Prophecy 3: The Roman Empire
Another amazing prophecy of Daniel concerns the coming of the Roman Empire. In Daniel 2 and 7 God reveals to Daniel that there will be four great world-ruling kingdoms that impact the people of God before the coming of God’s Kingdom.
Daniel 2:40 says: “And the fourth kingdom shall be as strong as iron, inasmuch as iron breaks in pieces and shatters everything; and like iron that crushes, that kingdom will break in pieces and crush all the others.”
The identity of this fourth kingdom is a problem for those who dispute the authenticity of Daniel.

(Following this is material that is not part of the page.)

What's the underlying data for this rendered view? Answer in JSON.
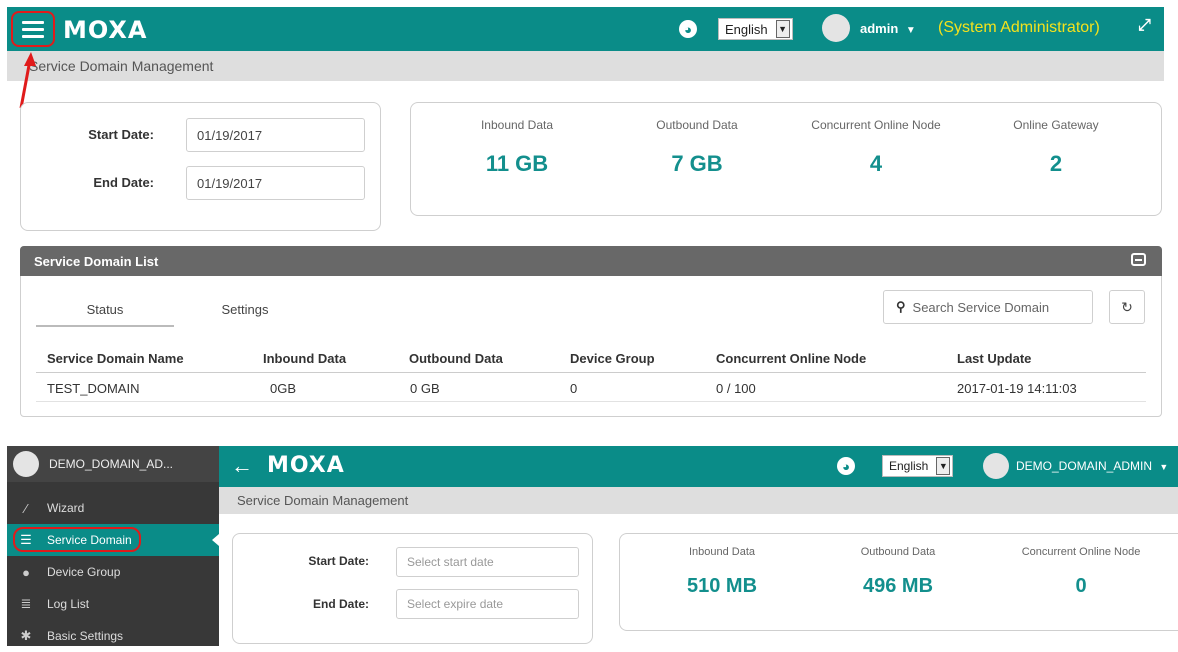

Here is a prophecy that has not yet been fulfilled, and yet it is the most important of all. Humanity will not totally destroy itself and this planet. God is going to set up a kingdom that will last forever.According to those who don’t believe the book was written by Daniel, it was written in the second century B.C. However, the last empire prophesied is widely understood to be the Roman Empire, and it is described as being more powerful and stronger than the others.
Even if those who propose a late date were correct, the book of Daniel would still be prophetic by accurately predicting the coming of a fourth kingdom that would “crush all the others.” The Roman Empire didn’t conquer Syria and Palestine until around 65 B.C. This is still 100 years after the time liberal scholars suppose the book of Daniel was written.
The Roman Empire was greater, stronger and lasted longer than the previous empires. Skeptics have no explanation for the accuracy of this prediction! The obvious conclusion is that the book of Daniel was written by someone who had been given supernatural revelation of a framework of future events.
For God, foretelling events 500 years into the future is no harder than predicting 100 years. All of these fulfilled prophecies help confirm that the book of Daniel was not a fraud but truly was written by Daniel in the sixth century B.C. as it claims.
Prophecy 4: The Kingdom of God
Daniel 2:44 states: “And in the days of these kings the God of heaven will set up a kingdom which shall never be destroyed; and the kingdom shall not be left to other people; it shall break in pieces and consume all these kingdoms, and it shall stand forever.”
Here is a prophecy that has not yet been fulfilled, and yet it is the most important of all. Humanity will not totally destroy itself and this planet. God is going to set up a kingdom that will last forever. It will consume all revivals of the evil systems and self-serving human governments that exist at the return of Jesus Christ.
This prophecy brings hope to a world that is so negative and combative. Wars will end (Micah 4:3); animals will have their nature changed (Isaiah 11:6-9); and the deserts of the earth will become fruitful fields (Isaiah 41:18; Isaiah 35:1-7). What mankind has been seeking for thousands of years will finally come to pass—a time of just rulers, improved weather conditions and healing of the sick and afflicted.
As this article has demonstrated, prophecy is indeed a proof of God’s existence and the accuracy of His book, the Holy Bible. We can have confidence that in the end, the Kingdom of God will be established and an entirely new world will come.
Read more about the proof of the existence of God in the articles in the section “Is There a God?” and explore more proof of the Bible in the section “Is the Bible True?” To learn more about the book of Daniel, see the section “Understanding the Book of Daniel.”